"To date, a widespread silence and/or confusion has covered up crimes of sexual violence," Stuzinsky wrote. "According to common perception, sexual violence occurred during the regime, but has not been as formally documented as have other atrocities. But failure to punish the perpetrators obviously leads to a climate of general impunity for such crimes."

I would speculate that part of the reason for this lack of documentation is the fact that, even among loyal Khmers Rouge, sexual crimes were taboo. While it might be in keeping with the regime's ethos to torture and kill suspected "enemies," there was no place in "pure" Khmer Rouge ideology for sexual exploitation. If anything, such acts would be associated with the depravity of urban life.

Of course, that doesn't mean sexual crimes didn't happen. But unlike torture and killing of impure elements, they were less likely to be extensively reported and recorded.

According to the recent indictment of torture chief Comrade Duch, "there is evidence of rape being committed at S21, however, recollections differ and it is not clear how many instances occurred."

Duch claims that he was only aware of one such incident, where an interrogator inserted a stick into the genitals of a female prisoner (who happened to be Duch's former schoolteacher). The torture chief claims he reported the violation to his superior, who "did not say anything." The interrogator was then assigned to question a different prisoner.

After this incident, Duch said he suggested wives of Khmer Rouge cadre interrogate female prisoners, a change that was initially implemented. But then, over time, these female interrogators were all eventually arrested, once again leaving men to torture women prisoners.

 

 

0

Comments

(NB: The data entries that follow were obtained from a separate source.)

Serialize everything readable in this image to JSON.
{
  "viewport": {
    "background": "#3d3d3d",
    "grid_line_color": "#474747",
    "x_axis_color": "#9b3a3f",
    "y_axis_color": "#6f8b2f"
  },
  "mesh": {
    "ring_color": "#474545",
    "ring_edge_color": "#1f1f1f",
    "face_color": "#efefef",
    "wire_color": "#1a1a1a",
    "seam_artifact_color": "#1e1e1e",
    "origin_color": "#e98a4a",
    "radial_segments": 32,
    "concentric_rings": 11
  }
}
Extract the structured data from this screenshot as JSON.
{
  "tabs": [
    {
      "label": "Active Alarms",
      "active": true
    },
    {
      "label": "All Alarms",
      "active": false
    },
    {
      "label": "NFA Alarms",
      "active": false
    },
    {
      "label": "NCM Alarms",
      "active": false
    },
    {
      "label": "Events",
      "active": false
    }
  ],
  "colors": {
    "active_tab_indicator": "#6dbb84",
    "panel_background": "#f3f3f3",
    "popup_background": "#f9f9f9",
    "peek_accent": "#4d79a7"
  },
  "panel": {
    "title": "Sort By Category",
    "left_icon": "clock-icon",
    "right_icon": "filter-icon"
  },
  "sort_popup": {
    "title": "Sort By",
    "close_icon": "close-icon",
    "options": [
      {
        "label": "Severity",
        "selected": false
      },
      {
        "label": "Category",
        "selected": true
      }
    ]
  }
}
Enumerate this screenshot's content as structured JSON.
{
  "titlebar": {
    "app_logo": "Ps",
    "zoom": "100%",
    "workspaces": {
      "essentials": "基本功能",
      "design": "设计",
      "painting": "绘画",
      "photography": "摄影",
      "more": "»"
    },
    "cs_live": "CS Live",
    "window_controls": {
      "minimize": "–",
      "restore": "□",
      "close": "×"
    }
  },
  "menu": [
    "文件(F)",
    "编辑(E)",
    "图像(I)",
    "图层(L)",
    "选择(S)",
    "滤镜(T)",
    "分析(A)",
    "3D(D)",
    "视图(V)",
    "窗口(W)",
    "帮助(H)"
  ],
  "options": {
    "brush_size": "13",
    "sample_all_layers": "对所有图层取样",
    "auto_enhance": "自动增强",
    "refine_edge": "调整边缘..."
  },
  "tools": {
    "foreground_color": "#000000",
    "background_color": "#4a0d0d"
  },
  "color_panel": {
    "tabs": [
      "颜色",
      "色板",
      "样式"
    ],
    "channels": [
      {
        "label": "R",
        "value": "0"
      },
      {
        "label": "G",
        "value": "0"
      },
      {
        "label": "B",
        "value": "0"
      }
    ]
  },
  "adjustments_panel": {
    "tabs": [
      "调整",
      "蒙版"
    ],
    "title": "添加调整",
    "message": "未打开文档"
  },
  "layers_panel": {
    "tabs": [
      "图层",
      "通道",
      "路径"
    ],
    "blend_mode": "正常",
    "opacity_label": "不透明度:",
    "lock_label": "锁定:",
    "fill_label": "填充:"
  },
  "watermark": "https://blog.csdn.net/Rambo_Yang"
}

Please, login or register to post a comment

Latest Video

Setting up a drone for flight. Photo supplied

How Cambodia's first drone company is helping farmers

SM Waypoint claims its unmanned aerial vehicles can help local farm and plantation owners increase their yields. Established in September 2015, SM Waypoint now has seven drone pilots, two sales staff and two accountants. Though the company focuses mainly on agricultural projects, the potential uses of the drones are extremely varied, going from measuring exact land height for building drainage systems to finding the most suitable location for special economic zones (SEZs) or factories.

New street food dish shakes things up at Russian Market

Though the bustling food stalls that emerge after dark next to Phnom Penh's Russian Market can seem intimidating to tourists at first glance, there are street food treats to be enjoyed by all, from Kep crab to a new shrimp dish created by the market's owners.

Turkish Embassy calls for closure of Zaman schools

With an attempted coup against the government of President Recep Erdogan quashed only days ago and more than 7,000 alleged conspirators now under arrest, the Turkish ambassador to Cambodia yesterday pressed the govern